An anonymous young woman murdered in a run-down hotel, all identifying characteristics dissolved by acid.
A father publicly beheaded in the blistering heat of a Saudi Arabian public square.
A notorious Syrian biotech expert found eyeless in a Damascus junkyard.
Smoldering human remains on a remote mountainside in Afghanistan.
A flawless plot to commit an appalling crime against humanity.
One path links them all, and only one man can make the journey.
Pilgrim. -- Atria/Emily Bestler
I have heard so many wonderful things about I AM PILGRIM by Terry Hayes. I knew I wanted to read it and feature it on Mystery Mondays, so I checked it out of the library when the hardcover came out. Unfortunately, I never got around to reading it before it was due! Fortunately, I was pitched the trade paperback version of the novel and my father did have the time. Here are his thoughts:
When I first looked at I AM PILGRIM by Terry Hayes I was intimidated by the more than 600 pages of small print. However it didn’t take more than reading a few pages to realize this was a terrific thriller.
It begins with a murder of a woman in a trashy New York hotel where all identifying features have been erased by acid. NYPD Homicide Lieutenant Ben Bradley calls in a retired member of one of the most secret US intelligent agencies because he wrote the definitive book on forensic criminal investigation – a book that apparently was read by the killer. Ironically it was the same book that allowed Bradley to track this agent down despite his constant changing of identities.
At this point the author uses flashbacks to tell the story of the agent’s outstanding career from his life as an adopted son of wealthy parents, his necessary killing of his boss in Russia to his entanglement with a powerful Greek gang.
As our agent is working the homicide case in New York the book cuts away to Saudi Arabia where a teenage boy watches his father being beheaded in a public square in Jeddah. The boy later becomes the terrorist known as Saracen who is determined to wage war on America. Over several decades, Saracen wanders from Saudi Arabia to Bahrain to Afghanistan to Germany to Turkey. Along the way, with the destruction of America always on his mind, he fights the Soviets, becomes a doctor, leaves a notorious biotech expert to die in a junk yard and infects three foreigners with a lethal dose of small pox and watches them die in agony.
Once the United States learns of the small pox deaths, the retired agent is called back to duty to track down Saracen before he can inflict his dangerous virus on the United States. Using the murder of a wealthy American as an excuse to travel to Turkey, the agent now using the code name “Pilgrim” begins his investigation.

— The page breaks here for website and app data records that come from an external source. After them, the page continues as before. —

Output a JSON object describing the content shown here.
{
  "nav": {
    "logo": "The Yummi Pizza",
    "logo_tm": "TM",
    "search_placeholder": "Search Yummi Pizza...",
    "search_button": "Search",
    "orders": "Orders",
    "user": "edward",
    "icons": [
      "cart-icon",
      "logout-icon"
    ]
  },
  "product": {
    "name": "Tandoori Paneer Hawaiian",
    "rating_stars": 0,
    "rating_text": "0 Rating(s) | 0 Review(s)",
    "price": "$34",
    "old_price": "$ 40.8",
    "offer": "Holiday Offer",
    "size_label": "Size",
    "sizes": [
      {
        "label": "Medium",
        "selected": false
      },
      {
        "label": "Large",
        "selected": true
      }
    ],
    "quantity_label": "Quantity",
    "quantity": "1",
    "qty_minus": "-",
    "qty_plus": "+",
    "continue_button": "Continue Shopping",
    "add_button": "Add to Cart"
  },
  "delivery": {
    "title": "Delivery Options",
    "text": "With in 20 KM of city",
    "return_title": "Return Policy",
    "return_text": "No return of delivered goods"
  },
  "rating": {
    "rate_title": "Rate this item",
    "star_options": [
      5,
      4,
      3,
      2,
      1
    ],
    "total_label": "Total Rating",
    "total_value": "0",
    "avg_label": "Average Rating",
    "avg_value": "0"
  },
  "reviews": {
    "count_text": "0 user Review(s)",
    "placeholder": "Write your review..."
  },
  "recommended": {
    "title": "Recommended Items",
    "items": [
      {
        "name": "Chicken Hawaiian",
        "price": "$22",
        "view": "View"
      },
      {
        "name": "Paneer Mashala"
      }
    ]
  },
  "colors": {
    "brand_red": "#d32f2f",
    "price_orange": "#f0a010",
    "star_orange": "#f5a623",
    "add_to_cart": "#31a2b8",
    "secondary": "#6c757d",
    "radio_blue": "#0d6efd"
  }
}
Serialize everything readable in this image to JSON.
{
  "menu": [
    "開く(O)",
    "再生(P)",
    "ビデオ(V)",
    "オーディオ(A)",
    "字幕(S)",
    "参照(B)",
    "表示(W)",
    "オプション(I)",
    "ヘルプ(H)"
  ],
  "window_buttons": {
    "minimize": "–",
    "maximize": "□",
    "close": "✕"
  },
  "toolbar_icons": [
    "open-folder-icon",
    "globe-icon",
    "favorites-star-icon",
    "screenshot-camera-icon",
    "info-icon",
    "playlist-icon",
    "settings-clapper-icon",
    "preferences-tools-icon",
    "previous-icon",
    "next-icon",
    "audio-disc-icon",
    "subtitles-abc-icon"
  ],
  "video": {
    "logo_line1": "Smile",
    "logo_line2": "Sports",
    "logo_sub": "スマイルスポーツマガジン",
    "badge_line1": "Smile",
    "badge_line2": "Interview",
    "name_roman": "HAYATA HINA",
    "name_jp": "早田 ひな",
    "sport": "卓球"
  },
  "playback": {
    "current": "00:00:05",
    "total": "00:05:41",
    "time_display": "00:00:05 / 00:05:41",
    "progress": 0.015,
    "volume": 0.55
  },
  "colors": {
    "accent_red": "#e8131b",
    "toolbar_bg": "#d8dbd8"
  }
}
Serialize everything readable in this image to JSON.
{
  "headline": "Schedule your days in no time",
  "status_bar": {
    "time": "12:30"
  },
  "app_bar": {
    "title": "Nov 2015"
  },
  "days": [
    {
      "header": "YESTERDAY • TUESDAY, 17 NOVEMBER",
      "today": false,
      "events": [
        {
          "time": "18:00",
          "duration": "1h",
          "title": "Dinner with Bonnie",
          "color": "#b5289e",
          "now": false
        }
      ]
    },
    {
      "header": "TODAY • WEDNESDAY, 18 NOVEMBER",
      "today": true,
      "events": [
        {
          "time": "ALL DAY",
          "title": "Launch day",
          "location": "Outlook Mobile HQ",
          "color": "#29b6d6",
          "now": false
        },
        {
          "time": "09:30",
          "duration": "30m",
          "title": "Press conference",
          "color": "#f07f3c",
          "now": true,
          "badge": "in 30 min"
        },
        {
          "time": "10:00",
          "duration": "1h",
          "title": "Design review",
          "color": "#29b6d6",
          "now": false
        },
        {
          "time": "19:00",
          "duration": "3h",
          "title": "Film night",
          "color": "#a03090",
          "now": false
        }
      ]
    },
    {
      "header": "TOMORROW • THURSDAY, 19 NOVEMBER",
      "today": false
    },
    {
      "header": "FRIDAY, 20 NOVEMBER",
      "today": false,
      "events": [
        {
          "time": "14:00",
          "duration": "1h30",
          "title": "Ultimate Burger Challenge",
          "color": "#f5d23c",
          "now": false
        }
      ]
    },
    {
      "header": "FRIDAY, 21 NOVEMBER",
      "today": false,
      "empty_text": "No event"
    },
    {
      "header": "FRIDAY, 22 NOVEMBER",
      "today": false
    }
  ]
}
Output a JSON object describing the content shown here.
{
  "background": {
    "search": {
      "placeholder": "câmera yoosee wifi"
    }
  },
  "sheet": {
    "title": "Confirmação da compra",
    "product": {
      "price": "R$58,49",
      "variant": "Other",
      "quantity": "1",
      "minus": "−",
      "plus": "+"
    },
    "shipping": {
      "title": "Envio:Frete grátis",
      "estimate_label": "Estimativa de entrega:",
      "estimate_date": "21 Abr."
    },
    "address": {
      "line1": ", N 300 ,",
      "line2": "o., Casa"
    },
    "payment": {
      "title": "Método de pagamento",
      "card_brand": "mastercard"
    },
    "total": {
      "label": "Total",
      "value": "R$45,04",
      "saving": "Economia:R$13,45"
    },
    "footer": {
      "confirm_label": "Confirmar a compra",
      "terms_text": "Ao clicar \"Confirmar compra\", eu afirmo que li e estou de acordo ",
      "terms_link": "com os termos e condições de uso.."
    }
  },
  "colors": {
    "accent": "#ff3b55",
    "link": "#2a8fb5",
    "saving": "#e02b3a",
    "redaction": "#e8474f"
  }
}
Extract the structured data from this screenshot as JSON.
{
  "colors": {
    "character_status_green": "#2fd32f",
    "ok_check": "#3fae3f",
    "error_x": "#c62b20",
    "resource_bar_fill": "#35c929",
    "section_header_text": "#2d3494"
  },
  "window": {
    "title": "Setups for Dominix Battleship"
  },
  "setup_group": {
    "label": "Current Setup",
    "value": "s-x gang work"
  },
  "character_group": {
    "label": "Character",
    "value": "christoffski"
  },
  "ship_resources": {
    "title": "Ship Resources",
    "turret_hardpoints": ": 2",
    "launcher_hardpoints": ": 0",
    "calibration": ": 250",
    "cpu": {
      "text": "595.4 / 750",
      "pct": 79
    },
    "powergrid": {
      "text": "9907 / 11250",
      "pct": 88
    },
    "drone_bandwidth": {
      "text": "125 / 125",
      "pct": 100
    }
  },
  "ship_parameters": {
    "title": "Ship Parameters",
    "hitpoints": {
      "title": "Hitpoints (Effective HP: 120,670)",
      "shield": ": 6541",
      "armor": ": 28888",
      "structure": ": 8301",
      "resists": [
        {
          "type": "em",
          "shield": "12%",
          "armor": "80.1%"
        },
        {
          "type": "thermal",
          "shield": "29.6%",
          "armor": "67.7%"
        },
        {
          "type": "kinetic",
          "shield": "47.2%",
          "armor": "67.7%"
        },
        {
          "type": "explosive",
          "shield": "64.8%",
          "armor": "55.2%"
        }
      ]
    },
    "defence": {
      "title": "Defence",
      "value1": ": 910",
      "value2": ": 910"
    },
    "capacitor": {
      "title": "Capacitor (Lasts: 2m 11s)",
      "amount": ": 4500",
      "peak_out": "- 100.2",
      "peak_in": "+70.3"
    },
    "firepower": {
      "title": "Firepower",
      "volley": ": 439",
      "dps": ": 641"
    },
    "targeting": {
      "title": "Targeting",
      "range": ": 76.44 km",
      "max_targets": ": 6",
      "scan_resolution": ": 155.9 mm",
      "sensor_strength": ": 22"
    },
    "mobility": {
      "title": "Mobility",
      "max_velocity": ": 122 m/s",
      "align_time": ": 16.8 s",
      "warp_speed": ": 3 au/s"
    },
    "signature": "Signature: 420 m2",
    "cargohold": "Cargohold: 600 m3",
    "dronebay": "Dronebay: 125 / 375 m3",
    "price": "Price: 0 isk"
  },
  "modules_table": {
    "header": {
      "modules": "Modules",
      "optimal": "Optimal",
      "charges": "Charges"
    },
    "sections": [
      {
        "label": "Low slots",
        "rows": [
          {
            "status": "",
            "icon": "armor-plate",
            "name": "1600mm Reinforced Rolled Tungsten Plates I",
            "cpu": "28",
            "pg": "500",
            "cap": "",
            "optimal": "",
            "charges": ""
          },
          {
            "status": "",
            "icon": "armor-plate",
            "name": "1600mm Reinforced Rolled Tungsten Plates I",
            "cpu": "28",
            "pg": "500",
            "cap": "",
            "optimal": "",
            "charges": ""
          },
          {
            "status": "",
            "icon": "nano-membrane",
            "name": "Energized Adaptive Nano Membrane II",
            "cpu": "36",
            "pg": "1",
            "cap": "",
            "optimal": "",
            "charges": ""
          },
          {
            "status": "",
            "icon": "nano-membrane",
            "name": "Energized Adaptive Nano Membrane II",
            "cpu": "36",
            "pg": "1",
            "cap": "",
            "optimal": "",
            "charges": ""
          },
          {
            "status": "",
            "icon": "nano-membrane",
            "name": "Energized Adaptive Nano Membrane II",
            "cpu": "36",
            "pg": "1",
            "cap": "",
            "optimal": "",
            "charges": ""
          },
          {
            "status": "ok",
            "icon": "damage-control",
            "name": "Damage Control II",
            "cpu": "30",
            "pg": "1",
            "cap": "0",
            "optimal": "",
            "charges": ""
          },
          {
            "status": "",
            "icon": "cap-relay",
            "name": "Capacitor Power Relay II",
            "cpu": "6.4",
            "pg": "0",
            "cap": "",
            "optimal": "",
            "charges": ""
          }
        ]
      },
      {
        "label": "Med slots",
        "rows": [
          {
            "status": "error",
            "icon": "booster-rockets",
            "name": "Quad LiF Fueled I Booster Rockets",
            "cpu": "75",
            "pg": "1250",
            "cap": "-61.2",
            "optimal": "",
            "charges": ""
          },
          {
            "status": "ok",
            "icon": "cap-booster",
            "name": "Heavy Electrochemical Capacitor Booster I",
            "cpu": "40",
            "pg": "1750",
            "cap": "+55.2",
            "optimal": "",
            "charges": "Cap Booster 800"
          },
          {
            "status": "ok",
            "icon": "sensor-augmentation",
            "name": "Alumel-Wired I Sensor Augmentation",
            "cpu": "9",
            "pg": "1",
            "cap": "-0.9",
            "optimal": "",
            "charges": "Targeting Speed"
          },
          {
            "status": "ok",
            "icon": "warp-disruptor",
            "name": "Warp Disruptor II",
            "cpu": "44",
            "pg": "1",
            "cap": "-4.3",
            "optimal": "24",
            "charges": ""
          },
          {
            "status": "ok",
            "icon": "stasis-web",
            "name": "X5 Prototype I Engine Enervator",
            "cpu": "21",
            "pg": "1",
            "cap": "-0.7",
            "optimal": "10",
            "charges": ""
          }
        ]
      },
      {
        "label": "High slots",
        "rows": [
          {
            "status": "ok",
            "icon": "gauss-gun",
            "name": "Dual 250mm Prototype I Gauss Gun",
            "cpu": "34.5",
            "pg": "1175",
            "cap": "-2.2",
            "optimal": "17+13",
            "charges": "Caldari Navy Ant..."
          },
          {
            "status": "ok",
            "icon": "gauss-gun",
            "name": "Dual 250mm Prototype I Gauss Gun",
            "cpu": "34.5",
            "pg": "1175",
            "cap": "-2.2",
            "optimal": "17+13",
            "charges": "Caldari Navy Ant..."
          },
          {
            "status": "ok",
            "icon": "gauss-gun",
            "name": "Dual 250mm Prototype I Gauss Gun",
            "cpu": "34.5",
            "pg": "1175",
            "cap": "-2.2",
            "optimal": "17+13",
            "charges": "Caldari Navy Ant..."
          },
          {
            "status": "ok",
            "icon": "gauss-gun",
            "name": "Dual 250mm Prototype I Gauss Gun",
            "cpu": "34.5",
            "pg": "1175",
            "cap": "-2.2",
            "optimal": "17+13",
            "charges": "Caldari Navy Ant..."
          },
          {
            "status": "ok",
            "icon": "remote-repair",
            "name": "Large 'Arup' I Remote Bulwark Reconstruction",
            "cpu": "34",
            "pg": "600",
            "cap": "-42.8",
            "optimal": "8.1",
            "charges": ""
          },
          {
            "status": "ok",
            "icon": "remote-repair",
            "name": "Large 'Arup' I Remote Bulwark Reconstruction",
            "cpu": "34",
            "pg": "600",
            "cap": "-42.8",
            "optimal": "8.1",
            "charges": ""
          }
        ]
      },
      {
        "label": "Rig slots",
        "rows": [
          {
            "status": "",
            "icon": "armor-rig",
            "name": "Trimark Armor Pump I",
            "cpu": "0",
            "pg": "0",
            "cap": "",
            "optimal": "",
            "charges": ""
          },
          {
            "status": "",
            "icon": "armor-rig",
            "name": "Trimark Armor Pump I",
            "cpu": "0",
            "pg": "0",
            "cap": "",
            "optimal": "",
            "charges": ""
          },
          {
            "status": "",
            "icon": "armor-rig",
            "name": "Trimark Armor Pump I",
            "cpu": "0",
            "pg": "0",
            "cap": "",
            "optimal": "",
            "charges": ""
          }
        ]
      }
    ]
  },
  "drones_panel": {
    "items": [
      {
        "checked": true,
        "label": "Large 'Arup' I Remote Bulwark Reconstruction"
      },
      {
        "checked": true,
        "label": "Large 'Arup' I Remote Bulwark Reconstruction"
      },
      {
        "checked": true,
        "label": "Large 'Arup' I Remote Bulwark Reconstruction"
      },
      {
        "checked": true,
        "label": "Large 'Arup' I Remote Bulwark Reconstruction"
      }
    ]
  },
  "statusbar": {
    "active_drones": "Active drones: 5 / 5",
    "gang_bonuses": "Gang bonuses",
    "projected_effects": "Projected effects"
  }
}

From this point it becomes clear that the story is headed to a showdown between the radical jihadist and the seasoned American secret agent.
The author utilizes several interesting subplots, a significant amount of death and destruction and nonstop suspense to hold the readers’ interest. Another effective technique is the use of “Pilgrim” as the story narrator. Even though the author neatly pulls together all the subplots including the New York murder and the murder of the wealthy American in Turkey at the end, he left enough loose threads for a sequel. Since author Terry Hayes is a producer and writer of several movies, it is not a surprise that he is working on an adaption for the big screen.
I AM PILGRIM is one of the best thrillers I’ve read in a long time and I recommend it to all who enjoy this genre.
Thanks to the publisher for providing a review copy of this novel and to Booking Pap Pap for his review.
Mystery Mondays is a regular feature where I review all types of mystery books -- traditional mysteries, suspense/thrillers, and even cozies! Please feel free to share your thoughts on any recent mystery books that you've read. Mystery Mondays is a regular feature where I review all types of mystery books -- traditional mysteries, suspense/thrillers, and even cozies! Please feel free to share your thoughts on any recent mystery books that you've read.